masses and concentrations to vary. To the central clump we applied a strong
lensing prior, anchoring the position of the clump to that found in the strong
lensing analysis and constraining the Einstein radius to be that of the strong
lens model (within a Gaussian prior defined by the error bar). There is not much
more strong lensing information than this - there seems to be just one dominant
multiple image system forming a broken Einstein ring.

The concentration of the central clump was found to be 22{+9/-5}. The second
clump (comprising some 30% of the total cluster mass) was found to have a lower
concentration (~4).

With the paucity of weak lensing data in the central region, and the lack of any
further strong lensing information, the central component of Cl0024+52 is
somewhat under-constrained, and I guess susceptible to systematic errors. To
address some of these I re-did the analysis using critical densities for the
weak lensing catalogue that were 8% lower and 14% higher than the fiducial value
- these correspond to source plane redshifts of 1.3 and 0.9 respectively. Using
a different critical density is equivalent to applying a shear calibration
factor to the data, of the kind often needed in weak lensing analyses (see the
STEP papers for examples - 5-10% is not unheard of).

The higher critical density (z=0.9, or 14% understimated shear) gave a lower
concentration value: 14[+5/-3]. Similarly, the lower critical density gave a
higher concentration.

In general one would expect shear to be underestimated: PSF roundening, and
catalogue dilution by foreground and cluster members both do it. More subtly,
catalogue dilution would mean that we overestimated the number density of background
galaxies, and a lower background number density is indicative of a shallower depth and
lower median redshift. To get an overestimated shear value you need, for
example, coherent tangential residual PSF contamination. This is usually picked
up on... It has been suggested that using the HDF redshift histogram introduces
some uncertainty just due to the cosmic variance associated with such a small field.
I don't know which way it goes though.

I also re-did the analysis using just a single mass component, as would be done
by the simulators when deriving their predicted concentrations from their synthetic clusters.
Since the substructure is offset from the optic axis we see the second effect predicted by
King and Corless, i.e. that the inferred (single clump) concentration is lower than the double
clump analysis value. With the fiducial critical density I get c=16[+5/-3]; with the higher critical
density (z=0.9, or 14% understimated shear) I get c=12[+3/-2].
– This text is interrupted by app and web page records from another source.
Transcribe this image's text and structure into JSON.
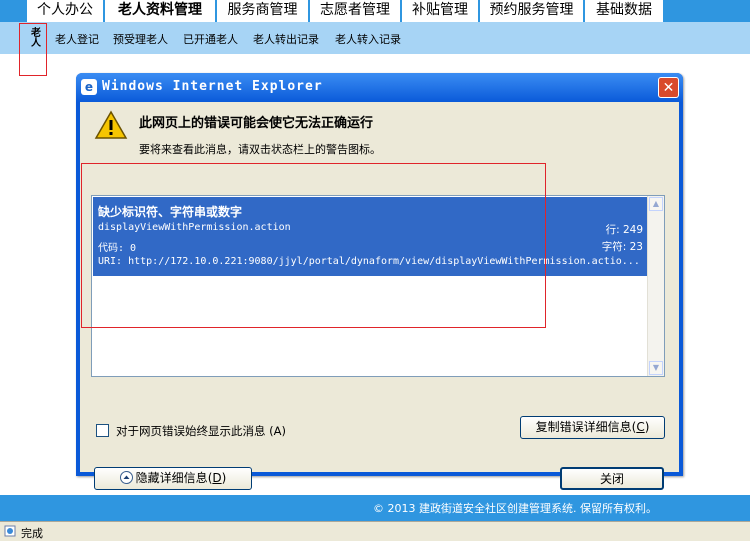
{
  "top_tabs": [
    {
      "label": "个人办公"
    },
    {
      "label": "老人资料管理",
      "active": true
    },
    {
      "label": "服务商管理"
    },
    {
      "label": "志愿者管理"
    },
    {
      "label": "补贴管理"
    },
    {
      "label": "预约服务管理"
    },
    {
      "label": "基础数据"
    }
  ],
  "subnav": {
    "first_item": "老人",
    "items": [
      "老人登记",
      "预受理老人",
      "已开通老人",
      "老人转出记录",
      "老人转入记录"
    ]
  },
  "dialog": {
    "title": "Windows Internet Explorer",
    "close_glyph": "✕",
    "icon_glyph": "e",
    "main_message": "此网页上的错误可能会使它无法正确运行",
    "sub_message": "要将来查看此消息，请双击状态栏上的警告图标。",
    "error": {
      "heading": "缺少标识符、字符串或数字",
      "function": "displayViewWithPermission.action",
      "line_label": "行: 249",
      "code_label": "代码: 0",
      "char_label": "字符: 23",
      "uri_label": "URI: http://172.10.0.221:9080/jjyl/portal/dynaform/view/displayViewWithPermission.actio..."
    },
    "checkbox_label": "对于网页错误始终显示此消息",
    "checkbox_shortcut": "(A)",
    "copy_button": "复制错误详细信息",
    "copy_shortcut": "C",
    "hide_button": "隐藏详细信息",
    "hide_shortcut": "D",
    "close_button": "关闭"
  },
  "footer": {
    "copyright": "© 2013 建政街道安全社区创建管理系统. 保留所有权利。"
  },
  "statusbar": {
    "text": "完成"
  },
  "colors": {
    "accent_blue": "#2f96e0",
    "subnav_bg": "#a7d4f5",
    "selection_blue": "#3169c6",
    "highlight_red": "#e0242a"
  }
}
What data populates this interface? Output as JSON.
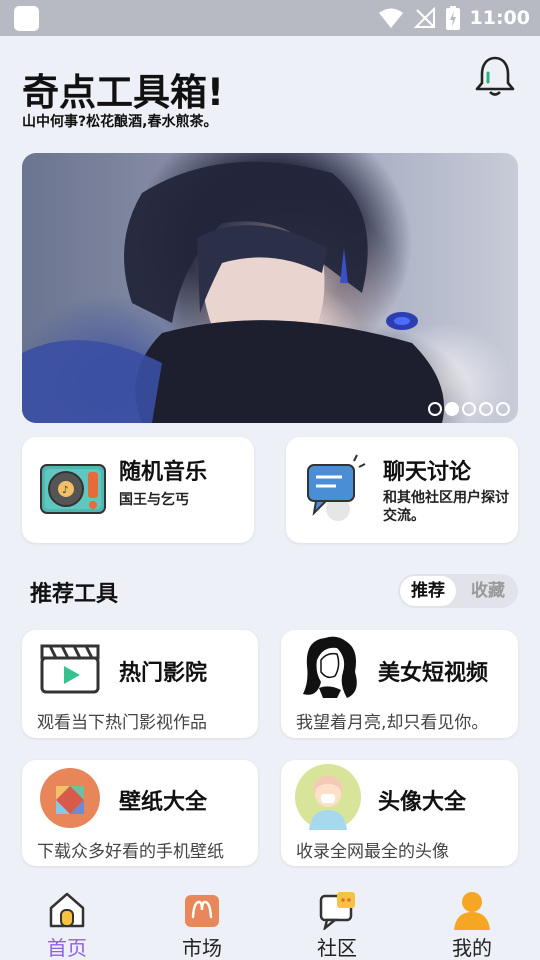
{
  "status_bar": {
    "time": "11:00"
  },
  "header": {
    "title": "奇点工具箱!",
    "subtitle": "山中何事?松花酿酒,春水煎茶。"
  },
  "banner": {
    "page_count": 5,
    "active_index": 1
  },
  "feature_cards": [
    {
      "title": "随机音乐",
      "desc": "国王与乞丐",
      "icon": "turntable-icon"
    },
    {
      "title": "聊天讨论",
      "desc": "和其他社区用户探讨交流。",
      "icon": "chat-icon"
    }
  ],
  "section": {
    "title": "推荐工具",
    "tabs": [
      {
        "label": "推荐",
        "active": true
      },
      {
        "label": "收藏",
        "active": false
      }
    ]
  },
  "tools": [
    {
      "title": "热门影院",
      "desc": "观看当下热门影视作品",
      "icon": "clapperboard-icon"
    },
    {
      "title": "美女短视频",
      "desc": "我望着月亮,却只看见你。",
      "icon": "woman-portrait-icon"
    },
    {
      "title": "壁纸大全",
      "desc": "下载众多好看的手机壁纸",
      "icon": "wallpaper-icon"
    },
    {
      "title": "头像大全",
      "desc": "收录全网最全的头像",
      "icon": "avatar-icon"
    }
  ],
  "nav": [
    {
      "label": "首页",
      "active": true,
      "icon": "home-icon"
    },
    {
      "label": "市场",
      "active": false,
      "icon": "market-icon"
    },
    {
      "label": "社区",
      "active": false,
      "icon": "community-icon"
    },
    {
      "label": "我的",
      "active": false,
      "icon": "profile-icon"
    }
  ],
  "colors": {
    "accent": "#8f5fe8",
    "background": "#eef0f7",
    "card": "#ffffff"
  }
}
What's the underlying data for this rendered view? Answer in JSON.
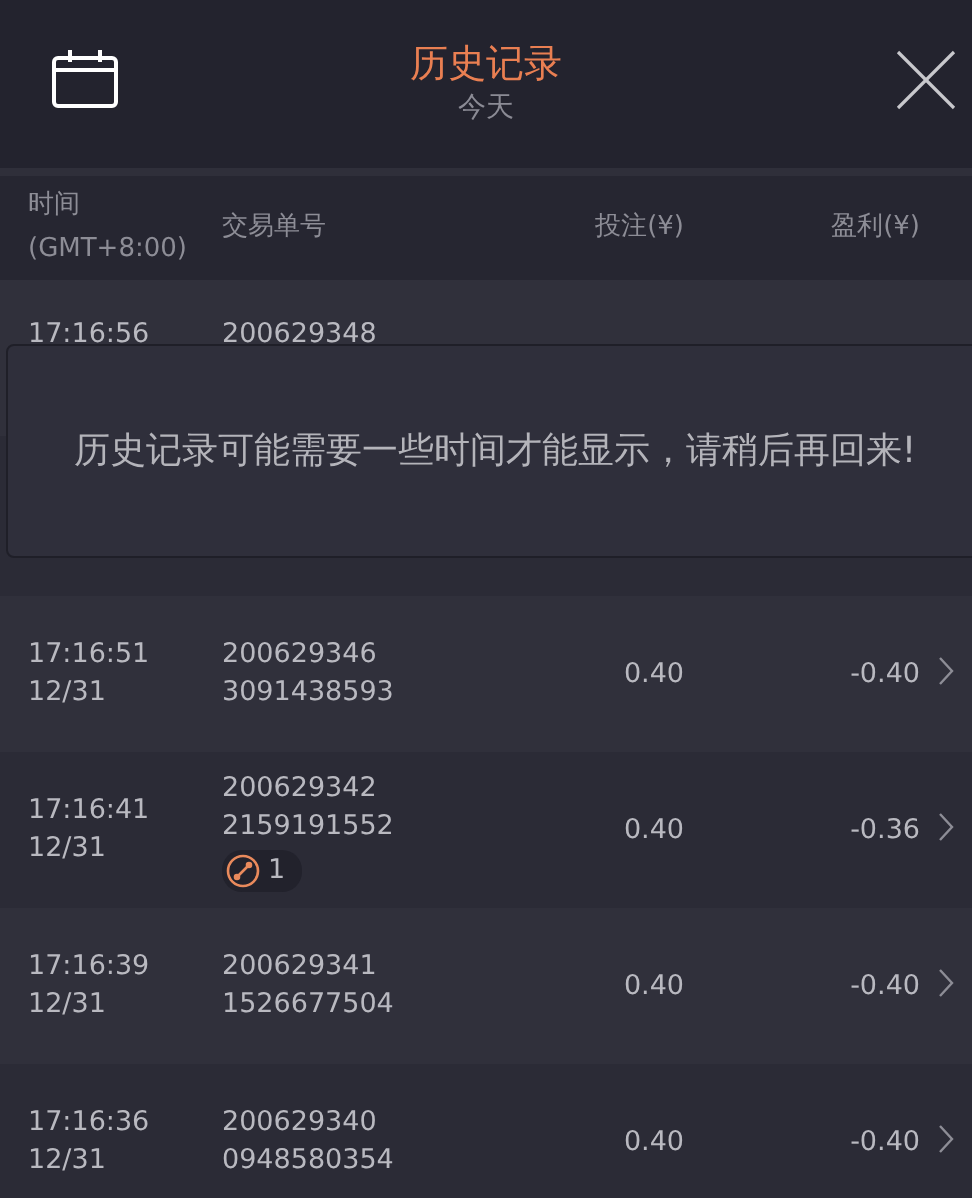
{
  "header": {
    "title": "历史记录",
    "subtitle": "今天"
  },
  "columns": [
    {
      "label": "时间",
      "sublabel": "(GMT+8:00)"
    },
    {
      "label": "交易单号"
    },
    {
      "label": "投注(¥)"
    },
    {
      "label": "盈利(¥)"
    }
  ],
  "rows": [
    {
      "time": "17:16:56",
      "order": [
        "200629348"
      ]
    },
    {
      "time": "17:16:51",
      "date": "12/31",
      "order": [
        "200629346",
        "3091438593"
      ],
      "bet": "0.40",
      "profit": "-0.40"
    },
    {
      "time": "17:16:41",
      "date": "12/31",
      "order": [
        "200629342",
        "2159191552"
      ],
      "badge": "1",
      "bet": "0.40",
      "profit": "-0.36"
    },
    {
      "time": "17:16:39",
      "date": "12/31",
      "order": [
        "200629341",
        "1526677504"
      ],
      "bet": "0.40",
      "profit": "-0.40"
    },
    {
      "time": "17:16:36",
      "date": "12/31",
      "order": [
        "200629340",
        "0948580354"
      ],
      "bet": "0.40",
      "profit": "-0.40"
    }
  ],
  "toast": {
    "message": "历史记录可能需要一些时间才能显示，请稍后再回来!"
  }
}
On top of all this we have the observation of Czoske et al (2002) that there is
significant line of sight mass structure, which would lead to a higher projected
concentration than would be measured by a simulator.

I conclude that we may well be seeing a collection of effects in this cluster
all of which combine to increase the inferred concentration. The concentration
corresonding to that predicted from simulations may well be less than 12 and so
pose no "problem."

Draft Proceeding LCDMKing